Within the entries that follow, report how many lines contain the word "lira", giving the number by itself.

Source information ::
::::::::::

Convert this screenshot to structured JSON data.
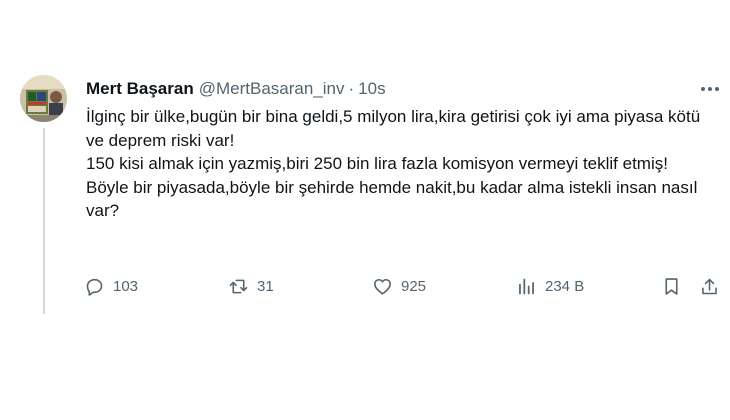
{
  "tweet": {
    "author": {
      "name": "Mert Başaran",
      "handle": "@MertBasaran_inv",
      "separator": "·",
      "time": "10s"
    },
    "text": [
      "İlginç bir ülke,bugün bir bina geldi,5 milyon lira,kira getirisi çok iyi ama piyasa kötü ve deprem riski var!",
      "150 kisi almak için yazmiş,biri 250 bin lira fazla komisyon vermeyi teklif etmiş!",
      "Böyle bir piyasada,böyle bir şehirde hemde nakit,bu kadar alma istekli insan nasıl var?"
    ],
    "actions": {
      "replies": "103",
      "retweets": "31",
      "likes": "925",
      "views": "234 B"
    },
    "icons": {
      "more": "more-horizontal-icon",
      "reply": "reply-icon",
      "retweet": "retweet-icon",
      "like": "heart-icon",
      "views": "analytics-icon",
      "bookmark": "bookmark-icon",
      "share": "share-icon"
    },
    "colors": {
      "text": "#0f1419",
      "secondary": "#536471",
      "thread_line": "#cfd9de"
    }
  }
}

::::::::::

Answer to the exercise ::
2